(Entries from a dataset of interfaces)

[Start of Attachment]

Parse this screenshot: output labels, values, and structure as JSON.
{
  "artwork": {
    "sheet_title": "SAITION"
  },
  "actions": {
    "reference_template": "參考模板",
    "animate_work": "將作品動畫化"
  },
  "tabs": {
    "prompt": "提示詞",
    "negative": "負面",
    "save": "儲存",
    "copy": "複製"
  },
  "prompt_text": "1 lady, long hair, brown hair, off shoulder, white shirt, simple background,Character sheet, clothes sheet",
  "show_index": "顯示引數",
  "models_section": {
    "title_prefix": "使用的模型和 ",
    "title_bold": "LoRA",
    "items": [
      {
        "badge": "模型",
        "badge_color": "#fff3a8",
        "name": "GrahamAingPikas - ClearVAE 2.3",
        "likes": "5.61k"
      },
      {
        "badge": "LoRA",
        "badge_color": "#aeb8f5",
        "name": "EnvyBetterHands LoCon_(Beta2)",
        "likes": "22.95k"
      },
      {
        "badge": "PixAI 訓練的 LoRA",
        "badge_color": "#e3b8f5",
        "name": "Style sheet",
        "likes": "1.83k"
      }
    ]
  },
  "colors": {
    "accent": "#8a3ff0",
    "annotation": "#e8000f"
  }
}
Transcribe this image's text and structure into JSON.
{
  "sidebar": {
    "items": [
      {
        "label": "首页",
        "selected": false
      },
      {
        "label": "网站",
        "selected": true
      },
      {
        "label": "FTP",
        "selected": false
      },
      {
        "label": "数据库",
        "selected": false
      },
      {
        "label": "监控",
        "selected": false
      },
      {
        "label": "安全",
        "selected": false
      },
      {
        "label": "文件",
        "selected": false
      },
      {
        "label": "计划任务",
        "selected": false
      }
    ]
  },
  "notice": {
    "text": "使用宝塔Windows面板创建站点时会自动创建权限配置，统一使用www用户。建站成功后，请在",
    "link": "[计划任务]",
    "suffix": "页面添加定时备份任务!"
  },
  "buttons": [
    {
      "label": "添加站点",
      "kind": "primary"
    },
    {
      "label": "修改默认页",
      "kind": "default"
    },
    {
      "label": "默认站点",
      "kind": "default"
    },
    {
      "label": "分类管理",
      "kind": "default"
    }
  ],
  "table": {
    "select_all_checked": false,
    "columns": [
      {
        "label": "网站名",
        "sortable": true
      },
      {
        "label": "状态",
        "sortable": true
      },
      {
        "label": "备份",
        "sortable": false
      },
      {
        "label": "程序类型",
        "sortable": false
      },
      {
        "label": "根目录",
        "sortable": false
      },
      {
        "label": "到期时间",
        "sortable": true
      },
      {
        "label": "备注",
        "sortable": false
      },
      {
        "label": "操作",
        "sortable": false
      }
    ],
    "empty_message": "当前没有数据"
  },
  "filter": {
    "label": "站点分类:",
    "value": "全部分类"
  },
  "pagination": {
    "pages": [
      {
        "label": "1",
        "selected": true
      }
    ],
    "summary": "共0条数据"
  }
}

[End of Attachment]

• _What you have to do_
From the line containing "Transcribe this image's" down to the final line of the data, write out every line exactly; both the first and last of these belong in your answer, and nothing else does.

• _Response to this task_
Transcribe this image's text and structure into JSON.
{
  "sidebar": {
    "items": [
      {
        "label": "首页",
        "selected": false
      },
      {
        "label": "网站",
        "selected": true
      },
      {
        "label": "FTP",
        "selected": false
      },
      {
        "label": "数据库",
        "selected": false
      },
      {
        "label": "监控",
        "selected": false
      },
      {
        "label": "安全",
        "selected": false
      },
      {
        "label": "文件",
        "selected": false
      },
      {
        "label": "计划任务",
        "selected": false
      }
    ]
  },
  "notice": {
    "text": "使用宝塔Windows面板创建站点时会自动创建权限配置，统一使用www用户。建站成功后，请在",
    "link": "[计划任务]",
    "suffix": "页面添加定时备份任务!"
  },
  "buttons": [
    {
      "label": "添加站点",
      "kind": "primary"
    },
    {
      "label": "修改默认页",
      "kind": "default"
    },
    {
      "label": "默认站点",
      "kind": "default"
    },
    {
      "label": "分类管理",
      "kind": "default"
    }
  ],
  "table": {
    "select_all_checked": false,
    "columns": [
      {
        "label": "网站名",
        "sortable": true
      },
      {
        "label": "状态",
        "sortable": true
      },
      {
        "label": "备份",
        "sortable": false
      },
      {
        "label": "程序类型",
        "sortable": false
      },
      {
        "label": "根目录",
        "sortable": false
      },
      {
        "label": "到期时间",
        "sortable": true
      },
      {
        "label": "备注",
        "sortable": false
      },
      {
        "label": "操作",
        "sortable": false
      }
    ],
    "empty_message": "当前没有数据"
  },
  "filter": {
    "label": "站点分类:",
    "value": "全部分类"
  },
  "pagination": {
    "pages": [
      {
        "label": "1",
        "selected": true
      }
    ],
    "summary": "共0条数据"
  }
}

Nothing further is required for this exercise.